‘Well, he doesn’t have any vision, he doesn’t have any reason for being there,’ ” Bush recalled. “Well, what’s wrong with trying to help people, what’s wrong with trying to bring peace, what’s wrong with trying to make the world a little better?” Exactly why, he wondered, wasn’t that vision enough?

Taken all in all, Bush was a president less in the tradition of Ronald Reagan than of Dwight Eisenhower. Reagan spoke in terms of revolution, of great and necessary reforms to the existing order of things. Eisenhower said that his goal was to take America “down the middle of the road between the unfettered power of concentrated wealth . . . and the unbridled power of statism or partisan interests.” Moderate in temperament, Eisenhower and Bush were both more traditionally conservative than many of their contemporaries understood, in the sense that they sought above all to conserve what was good about the world as they found it. For them, conservatism entailed prudence and pragmatism. They eschewed the sudden and the visionary.For all of his years on the stage, Bush could be an enigmatic figure, and his public image conveyed neither the complexities of his character nor the depth of his emotions. He was a victim, in a way, of his instinct for dignity. Bill Clinton spoke of how he felt the pain of voters; Bush thought such language beneath the presidency even though, in private, beneath the surface and in his diary, he was an immensely sensitive man. He cried easily (especially as he grew older), but believed he should avoid such displays in public; they struck him as self-indulgent. Late in his vice presidential years, Bush was visiting a children’s leukemia ward in Kraków, Poland. Thirty-five years before, he and Barbara had lost their daughter Robin to the disease, a family tragedy of which he rarely spoke in public. In Kraków, one patient, a seven- or eight-year-old boy, wanted to greet the American vice president. Learning that the child was sick with the cancer that had killed Robin, Bush began to cry.

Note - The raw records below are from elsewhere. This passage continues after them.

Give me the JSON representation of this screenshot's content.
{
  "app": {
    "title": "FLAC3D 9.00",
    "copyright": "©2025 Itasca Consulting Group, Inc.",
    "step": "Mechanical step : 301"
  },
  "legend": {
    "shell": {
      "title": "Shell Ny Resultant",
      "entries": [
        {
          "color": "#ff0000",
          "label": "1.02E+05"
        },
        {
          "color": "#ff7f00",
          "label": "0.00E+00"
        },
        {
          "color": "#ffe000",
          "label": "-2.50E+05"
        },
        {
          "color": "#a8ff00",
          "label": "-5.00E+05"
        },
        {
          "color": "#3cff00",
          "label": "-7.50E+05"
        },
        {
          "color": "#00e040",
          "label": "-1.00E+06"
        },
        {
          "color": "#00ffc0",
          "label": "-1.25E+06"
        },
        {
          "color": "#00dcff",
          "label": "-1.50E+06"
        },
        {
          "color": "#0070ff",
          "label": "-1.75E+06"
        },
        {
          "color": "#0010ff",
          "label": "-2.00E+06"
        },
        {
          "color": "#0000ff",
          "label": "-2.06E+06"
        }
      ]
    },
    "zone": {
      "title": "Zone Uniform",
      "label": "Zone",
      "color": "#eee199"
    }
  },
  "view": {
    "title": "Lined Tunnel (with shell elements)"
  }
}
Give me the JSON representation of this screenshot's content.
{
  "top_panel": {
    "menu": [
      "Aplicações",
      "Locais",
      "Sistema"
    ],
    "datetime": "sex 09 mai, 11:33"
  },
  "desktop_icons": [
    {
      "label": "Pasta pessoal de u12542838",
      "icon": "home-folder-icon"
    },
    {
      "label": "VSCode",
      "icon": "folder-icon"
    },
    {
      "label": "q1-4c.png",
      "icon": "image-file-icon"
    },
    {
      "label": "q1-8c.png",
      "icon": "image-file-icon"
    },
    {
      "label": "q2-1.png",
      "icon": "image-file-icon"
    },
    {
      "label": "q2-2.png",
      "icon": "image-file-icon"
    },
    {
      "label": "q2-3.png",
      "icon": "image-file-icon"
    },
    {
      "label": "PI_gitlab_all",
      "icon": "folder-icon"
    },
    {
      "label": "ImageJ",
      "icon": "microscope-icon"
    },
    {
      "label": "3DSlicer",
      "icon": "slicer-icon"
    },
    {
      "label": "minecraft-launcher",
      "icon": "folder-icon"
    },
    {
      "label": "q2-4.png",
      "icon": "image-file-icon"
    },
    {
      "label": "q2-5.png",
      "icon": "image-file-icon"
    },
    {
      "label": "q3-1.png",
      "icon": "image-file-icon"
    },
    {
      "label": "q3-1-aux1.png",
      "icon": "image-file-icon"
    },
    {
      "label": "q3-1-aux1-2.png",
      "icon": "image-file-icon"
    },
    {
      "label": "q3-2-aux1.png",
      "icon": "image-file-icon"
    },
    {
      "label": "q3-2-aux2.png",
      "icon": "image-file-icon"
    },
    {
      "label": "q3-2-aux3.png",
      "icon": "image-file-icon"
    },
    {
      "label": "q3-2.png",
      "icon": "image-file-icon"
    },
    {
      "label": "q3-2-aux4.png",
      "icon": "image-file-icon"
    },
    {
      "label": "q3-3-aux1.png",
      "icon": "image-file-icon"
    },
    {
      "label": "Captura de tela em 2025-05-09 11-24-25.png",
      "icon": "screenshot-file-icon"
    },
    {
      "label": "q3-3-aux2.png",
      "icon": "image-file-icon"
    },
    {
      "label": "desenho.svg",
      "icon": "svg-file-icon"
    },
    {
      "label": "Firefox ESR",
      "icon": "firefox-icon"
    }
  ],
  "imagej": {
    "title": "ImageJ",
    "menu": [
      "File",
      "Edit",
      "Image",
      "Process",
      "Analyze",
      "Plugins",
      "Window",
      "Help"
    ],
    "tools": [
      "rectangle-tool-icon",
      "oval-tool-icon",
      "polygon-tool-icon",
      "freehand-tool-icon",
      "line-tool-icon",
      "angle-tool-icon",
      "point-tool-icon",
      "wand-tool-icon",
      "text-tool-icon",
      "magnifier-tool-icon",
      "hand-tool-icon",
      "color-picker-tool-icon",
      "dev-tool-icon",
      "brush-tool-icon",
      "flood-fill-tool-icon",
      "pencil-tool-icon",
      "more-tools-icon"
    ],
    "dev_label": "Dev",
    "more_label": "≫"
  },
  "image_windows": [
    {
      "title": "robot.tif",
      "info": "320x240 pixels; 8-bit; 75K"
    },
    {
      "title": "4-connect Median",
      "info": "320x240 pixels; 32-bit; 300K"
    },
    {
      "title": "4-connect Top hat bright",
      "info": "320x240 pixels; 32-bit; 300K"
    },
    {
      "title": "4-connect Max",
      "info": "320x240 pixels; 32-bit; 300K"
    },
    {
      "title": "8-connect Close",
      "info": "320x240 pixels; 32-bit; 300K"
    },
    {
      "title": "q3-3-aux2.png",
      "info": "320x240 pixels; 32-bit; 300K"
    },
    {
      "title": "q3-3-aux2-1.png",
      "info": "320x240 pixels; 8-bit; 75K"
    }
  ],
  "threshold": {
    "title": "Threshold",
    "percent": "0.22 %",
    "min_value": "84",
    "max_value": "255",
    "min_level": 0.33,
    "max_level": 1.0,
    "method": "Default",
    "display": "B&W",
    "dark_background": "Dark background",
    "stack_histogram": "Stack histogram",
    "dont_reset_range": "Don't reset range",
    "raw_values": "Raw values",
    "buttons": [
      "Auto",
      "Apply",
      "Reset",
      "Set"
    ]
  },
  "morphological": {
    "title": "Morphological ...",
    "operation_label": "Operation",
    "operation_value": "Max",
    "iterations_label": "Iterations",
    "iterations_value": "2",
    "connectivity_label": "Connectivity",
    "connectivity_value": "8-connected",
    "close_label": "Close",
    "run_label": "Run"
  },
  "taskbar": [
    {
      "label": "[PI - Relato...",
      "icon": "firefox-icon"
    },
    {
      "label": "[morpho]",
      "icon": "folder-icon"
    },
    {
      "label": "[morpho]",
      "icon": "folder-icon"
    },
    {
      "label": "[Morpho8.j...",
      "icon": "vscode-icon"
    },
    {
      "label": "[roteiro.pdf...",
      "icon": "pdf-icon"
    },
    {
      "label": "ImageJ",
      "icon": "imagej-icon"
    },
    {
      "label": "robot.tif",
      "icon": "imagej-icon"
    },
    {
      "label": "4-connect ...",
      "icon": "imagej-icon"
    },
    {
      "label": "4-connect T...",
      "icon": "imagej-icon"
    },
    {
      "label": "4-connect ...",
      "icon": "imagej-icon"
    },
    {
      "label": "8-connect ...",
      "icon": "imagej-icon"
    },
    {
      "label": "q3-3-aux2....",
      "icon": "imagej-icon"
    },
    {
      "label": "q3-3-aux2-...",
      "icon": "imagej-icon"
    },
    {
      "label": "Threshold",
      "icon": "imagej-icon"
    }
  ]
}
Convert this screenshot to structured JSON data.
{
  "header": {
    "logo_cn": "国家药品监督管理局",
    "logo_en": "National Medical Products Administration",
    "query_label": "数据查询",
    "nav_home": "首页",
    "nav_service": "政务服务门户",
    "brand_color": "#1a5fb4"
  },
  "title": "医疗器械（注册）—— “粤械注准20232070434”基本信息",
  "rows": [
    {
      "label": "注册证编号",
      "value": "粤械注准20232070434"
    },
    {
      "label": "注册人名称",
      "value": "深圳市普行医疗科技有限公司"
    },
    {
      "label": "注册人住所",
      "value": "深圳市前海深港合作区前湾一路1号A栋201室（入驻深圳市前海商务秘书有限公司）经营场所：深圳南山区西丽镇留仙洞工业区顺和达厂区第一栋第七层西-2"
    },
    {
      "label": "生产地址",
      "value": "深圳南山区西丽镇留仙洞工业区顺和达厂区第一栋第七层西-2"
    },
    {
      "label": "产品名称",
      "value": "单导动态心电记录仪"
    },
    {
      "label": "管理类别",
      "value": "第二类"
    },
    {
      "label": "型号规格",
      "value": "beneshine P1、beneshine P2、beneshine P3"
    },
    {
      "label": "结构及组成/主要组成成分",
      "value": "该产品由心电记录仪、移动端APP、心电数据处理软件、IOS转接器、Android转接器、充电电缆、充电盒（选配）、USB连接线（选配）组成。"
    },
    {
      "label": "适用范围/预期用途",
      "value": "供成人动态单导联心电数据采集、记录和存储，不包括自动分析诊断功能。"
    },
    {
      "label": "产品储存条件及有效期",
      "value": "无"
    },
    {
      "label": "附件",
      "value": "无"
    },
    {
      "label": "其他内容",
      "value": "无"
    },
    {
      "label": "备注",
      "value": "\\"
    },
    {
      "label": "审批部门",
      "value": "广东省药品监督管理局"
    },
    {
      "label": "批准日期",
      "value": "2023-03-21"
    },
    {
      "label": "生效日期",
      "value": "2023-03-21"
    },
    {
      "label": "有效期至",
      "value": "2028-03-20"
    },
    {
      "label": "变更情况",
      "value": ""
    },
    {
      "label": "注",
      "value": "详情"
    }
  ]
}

“My eyes flooded with tears, and behind me was a bank of television cameras. . . . And I thought to myself, ‘I can’t turn around. . . . I can’t dis- solve because of personal tragedy in the face of a host of reporters and our hosts and the nurses that give of themselves every day.’ So I stood there looking at this little guy, tears running down my cheek, but able to talk to him pleasantly . . . hoping he didn’t see but, if he did, hoping he’d feel that I loved him.” This was the private Bush. It was not the Bush that many American voters knew very much, if anything, about.

His interior monologue about Kraków was found in the transcripts of diaries that Bush kept sporadically as vice president under Ronald

Reagan and more regularly in his own four years as president. The diaries provide a remarkable personal perspective on Bush, who dictated into a handheld cassette recorder, sometimes carrying the device with him in his briefcase back and forth between the White House Residence and the West Wing. He would bring it along on trips aboard Marine One to Camp David and on Air Force One across the nation and the globe. He would speak into the machine quietly, often late at night or early in the morning. Taken all together, the diaries enable us, in effect, to sit with Bush as he muses about life at the highest levels.

Because he did not believe in burdening others—even his wife—with what he self-mockingly called “the loneliness of the job, the ‘woe-is-me’ stuff,” the forty-first president saved most of his expressions of frustration for his diary. When alone, speaking to himself and to history, Bush was honest about the vicissitudes of the presidency, about his hopes and fears, about the good days and the bad—and about what it was truly like to govern in what he once described as “a fascinating time of change in the world itself.”To understand George Herbert Walker Bush and the country he led, we must begin not by the sea at his beloved Walker’s Point, nor on the lawns of Greenwich nor in the oil fields of Texas, but in the booming America of the late nineteenth and early twentieth centuries, an age in which the energetic and the ambitious were building great fortunes— and a great nation.